References[change | change source]
- Reilly, Bernard F. (1993). The Medieval Spains. Cambridge University Press. p. 139. ISBN 9780521397414. Retrieved 11 October 2019.
The new kingdom of Castile had roughly tripled in size to some 335,000 square kilometers by 1300 [...] Portugal swollen to 90,000 square kilometers and perhaps 800,000 inhabitants [...]
- also known as the Kingdom of Portugal and the Algarves (Latin: Regnum Portugalliae et Algarbiae, Portuguese: Reino de Portugal e dos Algarves) after 1415, and as the United Kingdom of Portugal, Brazil and the Algarves (Portuguese: Reino Unido de Portugal, Brasil e Algarves) between 1815 and 1822.

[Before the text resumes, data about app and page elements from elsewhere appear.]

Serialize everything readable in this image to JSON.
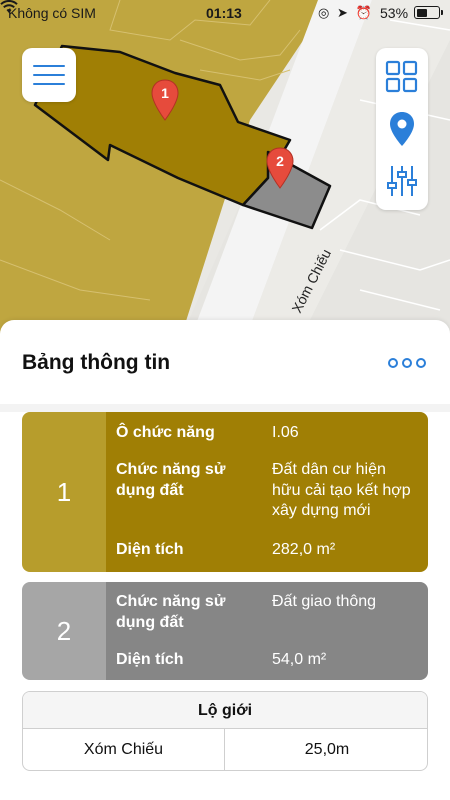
{
  "status_bar": {
    "carrier": "Không có SIM",
    "time": "01:13",
    "battery": "53%",
    "battery_level": 0.53
  },
  "map": {
    "street_name": "Xóm Chiếu",
    "markers": [
      {
        "label": "1"
      },
      {
        "label": "2"
      }
    ],
    "colors": {
      "zone_residential": "#a07f05",
      "zone_traffic": "#8c8c8c",
      "road": "#f2f2f2",
      "marker": "#e64b3c"
    },
    "buttons": {
      "menu": "menu-icon",
      "layers": "grid-icon",
      "location": "location-pin-icon",
      "filter": "sliders-icon"
    }
  },
  "sheet": {
    "title": "Bảng thông tin",
    "more_icon": "more-icon",
    "parcels": [
      {
        "index": "1",
        "color": "#a07f05",
        "rows": [
          {
            "label": "Ô chức năng",
            "value": "I.06"
          },
          {
            "label": "Chức năng sử dụng đất",
            "value": "Đất dân cư hiện hữu cải tạo kết hợp xây dựng mới"
          },
          {
            "label": "Diện tích",
            "value": "282,0 m²"
          }
        ]
      },
      {
        "index": "2",
        "color": "#868686",
        "rows": [
          {
            "label": "Chức năng sử dụng đất",
            "value": "Đất giao thông"
          },
          {
            "label": "Diện tích",
            "value": "54,0 m²"
          }
        ]
      }
    ],
    "lo_gioi": {
      "title": "Lộ giới",
      "street": "Xóm Chiếu",
      "width": "25,0m"
    }
  }
}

- Galician-Portuguese (until 16th century)
Modern Portuguese (16th century onward)
- Widely used for administrative and liturgical purposes. Medieval Latin replaced by Renaissance Latin by the 15th century.